6.6 Assembling

Parts of the LifeStraw Pitcher (7 Cup): the pitcher, reservoir, lid, two filter pieces, and reservoir cap

While it’s one of the most sturdy pitchers, the LifeStraw is also one of the most difficult to take apart and put together, particularly its reservoir. The reservoir is secured to the pitcher with silicone rings, and it’s smooth on the inside, so taking it out can pose quite a challenge. 

The filter pieces are secured inside the reservoir with a cap, which is also a pain to remove. Once the cap is off, the carbon filter will come out easily, but the membrane microfilter needs some pushing through the larger opening of the reservoir. Since the reservoir itself is shaped like a narrow tube, those with larger hands are likely to find the maneuvering discouraging.

7.8 Refilling

Hand holding the LifeStraw pitcher to refill under running faucet
Reservoir Capacity
700 ml

While the LifeStraw’s lid is small, its trap door is larger than most, allowing for easy, one-hand refilling. We prefer the design of the Brita Style, where the pour-through flap can be opened up so water doesn’t touch the lid, but this one works just fine. 

As deep as the reservoir may look, it’s rather small so you need more than two refills to fill the pitcher, which is a disadvantage especially considering the slow flow rate.

8.0 Dispensing

Person holding the LifeStraw pitcher and pouring water into a glass

With a height greater than most and a top-small design, the LifeStraw needs more tilting to pour water. Fortunately, its reservoir and lid are extremely secure. The lid even has a stopper that prevents unfiltered water from splashing out, so you can actually while the reservoir is still half full.

6.5 Cleaning

Ruler measuring the diameter of the opening of the LifeStraw 7 cup jug, around it are other parts of the jug
Dishwasher Safe

The LifeStraw’s tall and cone-shaped design, while elegant, makes it a little more challenging than most to clean. Those with big hands may have to resort to using a sponge stick to reach inside the pitcher and especially the deep, small reservoir.

Its silicone linings and the nooks and crannies on its reservoir and lids can be a pain to clean.
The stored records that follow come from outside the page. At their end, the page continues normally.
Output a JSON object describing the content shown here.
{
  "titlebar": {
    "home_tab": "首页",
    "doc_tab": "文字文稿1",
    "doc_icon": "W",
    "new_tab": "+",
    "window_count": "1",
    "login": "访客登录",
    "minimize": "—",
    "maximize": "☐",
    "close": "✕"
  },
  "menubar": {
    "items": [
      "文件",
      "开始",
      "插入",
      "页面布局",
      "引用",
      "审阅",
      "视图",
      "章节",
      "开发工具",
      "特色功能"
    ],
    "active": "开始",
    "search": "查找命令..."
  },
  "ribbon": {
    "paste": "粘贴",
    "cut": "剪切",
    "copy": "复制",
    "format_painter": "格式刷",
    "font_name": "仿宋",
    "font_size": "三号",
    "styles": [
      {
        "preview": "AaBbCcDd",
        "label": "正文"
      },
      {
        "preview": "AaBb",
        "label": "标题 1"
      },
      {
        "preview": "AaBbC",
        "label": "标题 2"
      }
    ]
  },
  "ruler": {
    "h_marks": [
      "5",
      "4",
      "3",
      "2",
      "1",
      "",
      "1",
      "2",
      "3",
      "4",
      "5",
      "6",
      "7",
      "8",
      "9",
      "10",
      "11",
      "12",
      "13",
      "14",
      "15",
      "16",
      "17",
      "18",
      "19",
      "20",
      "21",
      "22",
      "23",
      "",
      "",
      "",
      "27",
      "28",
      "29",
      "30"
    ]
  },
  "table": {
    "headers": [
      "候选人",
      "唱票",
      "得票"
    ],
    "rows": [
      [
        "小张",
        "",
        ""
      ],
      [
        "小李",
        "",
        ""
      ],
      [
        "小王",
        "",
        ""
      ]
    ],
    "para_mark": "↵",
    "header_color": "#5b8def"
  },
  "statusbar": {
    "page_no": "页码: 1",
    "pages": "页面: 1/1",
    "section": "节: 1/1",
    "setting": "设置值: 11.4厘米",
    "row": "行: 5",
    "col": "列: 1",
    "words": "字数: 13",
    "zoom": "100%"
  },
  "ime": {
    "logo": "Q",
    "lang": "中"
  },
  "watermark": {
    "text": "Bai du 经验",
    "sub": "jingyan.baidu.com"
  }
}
These may develop mold or collect dust if you leave it without washing for more than a few days. We’ve detected a few spots on ours, though admittedly we left it with water inside for a couple of weeks.